The Bahraini government’s claim that Iran was directly involved in an oil pipeline explosion near the Bahraini capital of Manama is the latest sign of heightening tension in the Gulf region. Bahrain’s Interior Minister Sheikh Rashid bin Abdullah al-Khalifa said the blast was the latest example of a “terrorist act” under instructions from Tehran, the state-run Bahrain News Agency reported. In a Twitter message, the minister also called the attack a “dangerous Iranian escalation aimed at terrorizing citizens and damaging the world’s oil industry.” The explosion forced Saudi Arabia to temporarily suspend pumping oil into Bahrain for security reasons.
The Iranian government refuted the allegations. Foreign Ministry Spokesman Bahram Ghassemi called Manama’s claim “baseless and cheap,” adding that the “the time of playing such childish blame-games has come to an end.” He continued: “It seems the only thing that Bahraini officials have learned to do after any incident in the island is pinning the blame on Iran.”
Comment: It is not the first time that the government of Bahrain accuses the Islamic Republic of inciting violence and plotting attacks against the country. This year, Bahraini officials have repeatedly complained that the Islamic Revolution Guards Corps (I.R.G.C.) is supporting groups that have attacked Bahraini security forces. In late March, for example, Bahrain’s Ministry of Interior said it has dismantled an Iran-backed group that planned terrorist attacks in the island kingdom, including assassination of high-profile government officials. According to state-run Bahrain News Agency, 11 of the 14 individuals arrested were suspected of having received training in Iraq by the I.R.G.C. and Lebanese Hezbollah. The report added that the arrests were made following intelligence operations that tracked the suspects’ multiple trips to Iran. The Ministry of Interior further alleged that the group operated under the leadership of Murtadha Majeed Al Sindi and Qassim Abdullah Ali, two individual who reportedly live in Iran and are designated as terrorist by the Bahraini government.
Iran’s Foreign Ministry rejected the allegations.

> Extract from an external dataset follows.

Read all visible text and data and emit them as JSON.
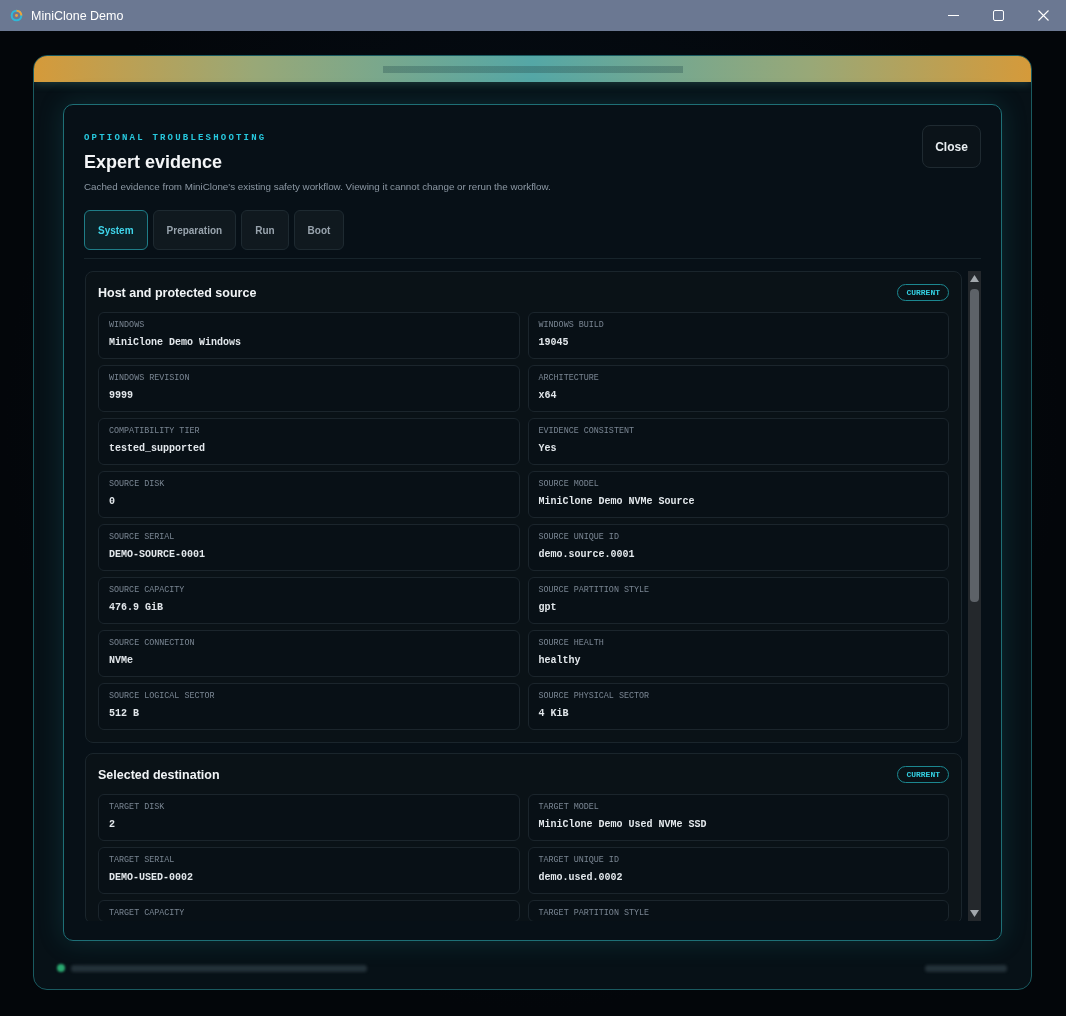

Similarly, in early March, Bahraini authorities said they had arrested 25 members of an Iran-backed “terror cell” involved in recent attacks on the Bahraini security forces, including a deadly jail break in January. A statement released by the Bahraini government added that those arrested belonged to a 54-member group that went to Iran and Iraq to “receive training in the use of explosives and firearms at Revolutionary Guard camps."
In February, Bahrain had also announced the arrest of several individuals who had reportedly received military training in Iran and Iraq. “As part of the search and investigation that led to the foiling of the fleeing fugitives via the sea to Iran on February 9, a number of terror cells that were about to carry out terrorist plots have been dismantled through a comprehensive security plan,” Bahrain News Agency (BNA) had reported.
The reports of Iran’s connection with terrorist plots in Bahrain are also worrisome to the U.S. military as its Fifth Fleet is headquartered in Bahrain – a strategic location that helps the U.S. Navy to ensure the security of maritime activity in the region, support the fight on terrorism, and monitor Iran’s subversive activities across the Middle East.